I BET that you didn’t know that the week beginning 13th November was meant to be National Recycling Week, and it appears to have passed with a remarkably low impact. It’s a very serious opportunity that has been missed, yet again, and when the facts are considered screams out for government action.

If all our aluminium cans were collected and recycled to make new ones it would use 90 percent less energy and produce 90% fewer greenhouse gas emissions – mainly CO2. It’s the equivalent of taking almost a million cars off the road. The energy needed to make a new aluminium can from the original bauxite would allow more than 20 recycled ones to be used again.

The same applies to other materials, so recycling steel cuts energy use by 80 percent, and nine million tonnes of recycled paper would reduce the emissions by 11 million tonnes as well as saving 31 tonnes of CO2 per tonne. Additionally for every tonne recycled it would reprieve 31 trees and save 4,000 kwh of electricity. Indeed comparable figures apply to most materials.
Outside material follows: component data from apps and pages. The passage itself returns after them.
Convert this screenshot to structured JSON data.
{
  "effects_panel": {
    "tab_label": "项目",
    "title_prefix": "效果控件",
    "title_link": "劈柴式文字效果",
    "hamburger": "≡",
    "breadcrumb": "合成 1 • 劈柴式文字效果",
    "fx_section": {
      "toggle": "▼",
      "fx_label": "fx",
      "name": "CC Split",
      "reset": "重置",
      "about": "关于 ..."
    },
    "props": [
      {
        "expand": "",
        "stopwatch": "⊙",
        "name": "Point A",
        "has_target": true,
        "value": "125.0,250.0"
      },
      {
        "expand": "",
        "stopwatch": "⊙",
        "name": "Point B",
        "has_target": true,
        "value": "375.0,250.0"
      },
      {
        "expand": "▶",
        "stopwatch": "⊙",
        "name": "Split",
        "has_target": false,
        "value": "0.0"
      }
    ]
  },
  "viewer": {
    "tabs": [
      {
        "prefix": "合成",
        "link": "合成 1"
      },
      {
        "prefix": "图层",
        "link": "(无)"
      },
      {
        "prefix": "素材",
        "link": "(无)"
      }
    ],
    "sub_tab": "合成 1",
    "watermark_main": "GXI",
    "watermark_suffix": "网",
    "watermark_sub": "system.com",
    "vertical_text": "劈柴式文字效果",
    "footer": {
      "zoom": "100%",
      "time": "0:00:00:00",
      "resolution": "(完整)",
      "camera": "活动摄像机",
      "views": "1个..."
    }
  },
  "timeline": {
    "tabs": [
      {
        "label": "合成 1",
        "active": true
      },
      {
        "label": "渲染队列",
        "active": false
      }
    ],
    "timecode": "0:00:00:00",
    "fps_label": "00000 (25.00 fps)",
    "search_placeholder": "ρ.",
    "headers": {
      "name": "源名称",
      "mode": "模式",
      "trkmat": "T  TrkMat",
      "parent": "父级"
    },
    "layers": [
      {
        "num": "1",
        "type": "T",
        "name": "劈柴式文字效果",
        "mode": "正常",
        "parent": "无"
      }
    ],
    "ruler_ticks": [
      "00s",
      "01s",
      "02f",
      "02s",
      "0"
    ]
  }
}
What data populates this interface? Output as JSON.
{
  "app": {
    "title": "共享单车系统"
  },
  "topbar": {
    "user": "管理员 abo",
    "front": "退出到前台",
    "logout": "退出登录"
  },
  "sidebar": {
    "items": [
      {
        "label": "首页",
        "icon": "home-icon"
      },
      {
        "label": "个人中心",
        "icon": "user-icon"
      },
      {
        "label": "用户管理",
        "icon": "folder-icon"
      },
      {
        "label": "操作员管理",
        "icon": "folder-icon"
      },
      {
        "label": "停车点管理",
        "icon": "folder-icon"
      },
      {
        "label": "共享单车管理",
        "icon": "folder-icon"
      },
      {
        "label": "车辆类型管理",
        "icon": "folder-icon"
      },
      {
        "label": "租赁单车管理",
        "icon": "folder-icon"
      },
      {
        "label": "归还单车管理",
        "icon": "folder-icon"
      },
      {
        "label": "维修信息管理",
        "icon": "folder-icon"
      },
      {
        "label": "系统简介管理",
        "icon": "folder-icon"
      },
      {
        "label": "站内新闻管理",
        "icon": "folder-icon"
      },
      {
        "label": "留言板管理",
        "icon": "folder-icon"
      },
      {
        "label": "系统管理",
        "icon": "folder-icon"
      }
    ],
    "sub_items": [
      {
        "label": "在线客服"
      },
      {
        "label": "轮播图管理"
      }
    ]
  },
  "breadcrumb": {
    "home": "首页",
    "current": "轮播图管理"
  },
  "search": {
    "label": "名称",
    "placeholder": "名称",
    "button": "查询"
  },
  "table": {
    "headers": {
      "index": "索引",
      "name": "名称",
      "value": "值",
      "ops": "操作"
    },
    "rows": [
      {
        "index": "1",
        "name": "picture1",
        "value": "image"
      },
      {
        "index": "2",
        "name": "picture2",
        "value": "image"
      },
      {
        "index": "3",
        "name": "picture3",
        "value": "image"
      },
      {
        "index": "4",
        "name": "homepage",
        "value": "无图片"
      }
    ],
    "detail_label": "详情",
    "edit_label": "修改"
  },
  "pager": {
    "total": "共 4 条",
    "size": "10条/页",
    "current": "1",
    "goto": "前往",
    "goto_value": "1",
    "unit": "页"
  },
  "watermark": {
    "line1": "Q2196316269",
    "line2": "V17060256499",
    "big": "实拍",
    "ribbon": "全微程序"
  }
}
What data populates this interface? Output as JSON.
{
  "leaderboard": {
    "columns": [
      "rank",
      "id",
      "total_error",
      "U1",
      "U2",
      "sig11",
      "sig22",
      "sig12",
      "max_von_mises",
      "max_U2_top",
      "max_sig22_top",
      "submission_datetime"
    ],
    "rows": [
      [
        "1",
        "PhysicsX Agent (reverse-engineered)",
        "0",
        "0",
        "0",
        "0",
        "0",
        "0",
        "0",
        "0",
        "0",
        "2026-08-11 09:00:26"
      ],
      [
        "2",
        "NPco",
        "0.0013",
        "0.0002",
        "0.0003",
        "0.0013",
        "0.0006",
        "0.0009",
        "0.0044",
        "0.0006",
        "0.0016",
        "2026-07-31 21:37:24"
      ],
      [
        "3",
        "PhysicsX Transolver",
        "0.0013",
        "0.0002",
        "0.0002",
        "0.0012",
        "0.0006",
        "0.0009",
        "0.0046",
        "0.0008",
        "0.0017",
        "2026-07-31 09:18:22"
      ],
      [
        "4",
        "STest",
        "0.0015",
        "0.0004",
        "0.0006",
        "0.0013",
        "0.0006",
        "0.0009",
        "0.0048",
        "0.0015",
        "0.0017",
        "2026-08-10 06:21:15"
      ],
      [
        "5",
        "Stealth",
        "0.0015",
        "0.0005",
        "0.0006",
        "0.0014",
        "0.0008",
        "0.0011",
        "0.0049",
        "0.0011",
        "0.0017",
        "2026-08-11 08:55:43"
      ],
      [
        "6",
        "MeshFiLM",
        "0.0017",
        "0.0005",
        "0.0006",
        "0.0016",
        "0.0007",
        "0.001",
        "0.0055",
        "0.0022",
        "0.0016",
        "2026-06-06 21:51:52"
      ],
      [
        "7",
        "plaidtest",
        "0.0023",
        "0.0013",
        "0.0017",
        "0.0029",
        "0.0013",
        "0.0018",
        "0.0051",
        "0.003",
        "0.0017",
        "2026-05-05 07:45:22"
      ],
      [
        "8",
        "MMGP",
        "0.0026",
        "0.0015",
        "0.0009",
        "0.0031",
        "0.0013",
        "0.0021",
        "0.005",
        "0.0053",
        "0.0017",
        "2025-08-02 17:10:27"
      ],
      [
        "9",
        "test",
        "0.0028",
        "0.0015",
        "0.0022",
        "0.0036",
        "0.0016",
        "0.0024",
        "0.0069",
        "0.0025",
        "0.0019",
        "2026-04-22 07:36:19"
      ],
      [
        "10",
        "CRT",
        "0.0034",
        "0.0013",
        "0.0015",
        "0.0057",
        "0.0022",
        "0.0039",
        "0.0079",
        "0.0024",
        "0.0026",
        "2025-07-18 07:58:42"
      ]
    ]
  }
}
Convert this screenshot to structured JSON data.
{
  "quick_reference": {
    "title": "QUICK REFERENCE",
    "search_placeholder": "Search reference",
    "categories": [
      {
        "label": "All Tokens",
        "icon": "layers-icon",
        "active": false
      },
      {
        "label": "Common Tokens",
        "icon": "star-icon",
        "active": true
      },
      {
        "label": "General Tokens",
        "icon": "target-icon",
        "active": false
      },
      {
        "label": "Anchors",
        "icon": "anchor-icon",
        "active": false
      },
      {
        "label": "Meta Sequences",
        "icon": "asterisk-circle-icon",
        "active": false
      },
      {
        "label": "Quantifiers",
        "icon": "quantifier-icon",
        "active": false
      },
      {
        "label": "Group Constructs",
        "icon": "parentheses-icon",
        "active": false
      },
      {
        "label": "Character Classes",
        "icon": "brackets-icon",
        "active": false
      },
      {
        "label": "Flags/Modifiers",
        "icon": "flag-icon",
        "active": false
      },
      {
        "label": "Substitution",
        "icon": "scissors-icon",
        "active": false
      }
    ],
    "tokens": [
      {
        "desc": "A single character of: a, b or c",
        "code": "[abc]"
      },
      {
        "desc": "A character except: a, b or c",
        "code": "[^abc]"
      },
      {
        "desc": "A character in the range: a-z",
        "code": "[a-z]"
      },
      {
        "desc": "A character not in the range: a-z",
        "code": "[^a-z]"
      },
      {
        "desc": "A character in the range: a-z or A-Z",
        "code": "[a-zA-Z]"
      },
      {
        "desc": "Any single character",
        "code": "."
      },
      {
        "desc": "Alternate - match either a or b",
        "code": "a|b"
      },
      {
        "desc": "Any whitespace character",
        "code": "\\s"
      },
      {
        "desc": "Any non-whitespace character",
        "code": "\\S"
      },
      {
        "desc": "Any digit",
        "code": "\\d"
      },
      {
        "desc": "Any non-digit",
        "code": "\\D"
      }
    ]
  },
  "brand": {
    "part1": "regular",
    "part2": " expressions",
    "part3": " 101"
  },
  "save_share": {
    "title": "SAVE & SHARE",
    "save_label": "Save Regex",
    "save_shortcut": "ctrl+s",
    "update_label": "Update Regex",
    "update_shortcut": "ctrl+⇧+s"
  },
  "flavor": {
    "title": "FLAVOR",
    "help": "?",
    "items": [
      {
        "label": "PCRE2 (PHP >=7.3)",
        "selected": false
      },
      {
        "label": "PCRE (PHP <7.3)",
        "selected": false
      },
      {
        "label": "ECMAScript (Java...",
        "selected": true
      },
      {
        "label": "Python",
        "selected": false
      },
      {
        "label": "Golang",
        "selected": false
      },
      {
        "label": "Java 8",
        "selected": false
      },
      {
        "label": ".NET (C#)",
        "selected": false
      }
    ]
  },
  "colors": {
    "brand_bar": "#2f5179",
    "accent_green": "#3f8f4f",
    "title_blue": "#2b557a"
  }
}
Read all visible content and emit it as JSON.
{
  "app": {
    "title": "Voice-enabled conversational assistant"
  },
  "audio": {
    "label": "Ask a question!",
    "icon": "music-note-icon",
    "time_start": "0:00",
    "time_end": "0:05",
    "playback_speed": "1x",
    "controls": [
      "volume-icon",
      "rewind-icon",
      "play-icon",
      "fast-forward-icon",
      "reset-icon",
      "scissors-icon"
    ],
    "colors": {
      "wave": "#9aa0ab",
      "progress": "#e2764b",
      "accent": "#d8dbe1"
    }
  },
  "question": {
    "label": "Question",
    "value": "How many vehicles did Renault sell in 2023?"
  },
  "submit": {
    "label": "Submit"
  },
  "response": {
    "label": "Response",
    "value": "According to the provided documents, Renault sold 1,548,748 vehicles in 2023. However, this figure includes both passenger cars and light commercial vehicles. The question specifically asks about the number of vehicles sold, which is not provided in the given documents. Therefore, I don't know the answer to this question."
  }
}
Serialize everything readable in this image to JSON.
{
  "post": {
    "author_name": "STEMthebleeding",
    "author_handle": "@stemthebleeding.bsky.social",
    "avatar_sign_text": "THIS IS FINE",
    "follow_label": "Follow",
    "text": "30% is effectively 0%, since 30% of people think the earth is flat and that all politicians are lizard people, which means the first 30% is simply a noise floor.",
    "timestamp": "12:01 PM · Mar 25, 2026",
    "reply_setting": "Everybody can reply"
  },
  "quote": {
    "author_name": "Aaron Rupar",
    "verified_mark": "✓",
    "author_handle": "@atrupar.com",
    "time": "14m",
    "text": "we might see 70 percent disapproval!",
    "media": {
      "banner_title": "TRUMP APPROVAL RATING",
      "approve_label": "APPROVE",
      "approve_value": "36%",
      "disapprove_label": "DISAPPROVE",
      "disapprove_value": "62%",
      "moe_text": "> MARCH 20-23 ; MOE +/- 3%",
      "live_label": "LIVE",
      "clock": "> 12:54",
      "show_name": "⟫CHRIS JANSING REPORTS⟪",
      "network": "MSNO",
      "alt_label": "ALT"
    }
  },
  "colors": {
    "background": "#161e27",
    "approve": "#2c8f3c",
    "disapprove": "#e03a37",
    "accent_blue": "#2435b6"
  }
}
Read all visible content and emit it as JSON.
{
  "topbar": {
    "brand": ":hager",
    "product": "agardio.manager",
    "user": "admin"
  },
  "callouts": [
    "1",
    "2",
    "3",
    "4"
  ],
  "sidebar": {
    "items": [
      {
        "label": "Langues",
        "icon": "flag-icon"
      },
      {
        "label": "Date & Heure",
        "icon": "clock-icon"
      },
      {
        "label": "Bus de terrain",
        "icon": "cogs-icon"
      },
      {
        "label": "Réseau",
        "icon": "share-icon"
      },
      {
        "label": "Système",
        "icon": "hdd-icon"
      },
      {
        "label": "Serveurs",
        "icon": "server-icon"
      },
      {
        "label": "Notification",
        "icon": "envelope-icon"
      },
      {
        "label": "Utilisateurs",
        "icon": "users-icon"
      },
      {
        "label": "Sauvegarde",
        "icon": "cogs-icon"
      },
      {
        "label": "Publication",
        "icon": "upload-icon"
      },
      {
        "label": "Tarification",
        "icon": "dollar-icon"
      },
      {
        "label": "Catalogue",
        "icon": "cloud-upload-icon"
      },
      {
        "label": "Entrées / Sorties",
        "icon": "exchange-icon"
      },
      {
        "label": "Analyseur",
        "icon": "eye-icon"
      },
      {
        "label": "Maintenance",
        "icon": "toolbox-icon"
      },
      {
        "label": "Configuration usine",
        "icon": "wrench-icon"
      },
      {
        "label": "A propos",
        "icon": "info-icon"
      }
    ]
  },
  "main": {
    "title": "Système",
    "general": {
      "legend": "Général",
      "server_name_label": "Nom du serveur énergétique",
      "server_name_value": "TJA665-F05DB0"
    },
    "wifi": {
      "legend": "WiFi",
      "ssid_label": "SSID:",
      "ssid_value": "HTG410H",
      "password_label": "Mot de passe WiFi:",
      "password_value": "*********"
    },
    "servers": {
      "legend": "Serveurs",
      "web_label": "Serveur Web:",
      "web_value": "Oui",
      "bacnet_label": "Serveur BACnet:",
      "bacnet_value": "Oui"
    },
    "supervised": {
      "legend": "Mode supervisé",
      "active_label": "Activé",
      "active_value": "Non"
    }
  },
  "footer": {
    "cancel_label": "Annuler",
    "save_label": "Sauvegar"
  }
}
The real way forward is to have a 20p returnable deposit on all single use liquid containers made of glass, plastic, aluminium or tin – the seas would be much cleaner, and most of the litter would have disappeared, as well as the re-use saving an enormous amount of CO2 from

entering the atmosphere.

More than 30 countries already have variations on the above but the UK allows the manufacturers to have too big a say, and the hundreds of council different waste systems don’t help.

Twenty years ago personal encouragement by the council raised the recycling level in parts of Buttershaw from less than 10 percent to over 90, but the real way forward is the deposit scheme, giving a financial reward for reducing the CO2 produced.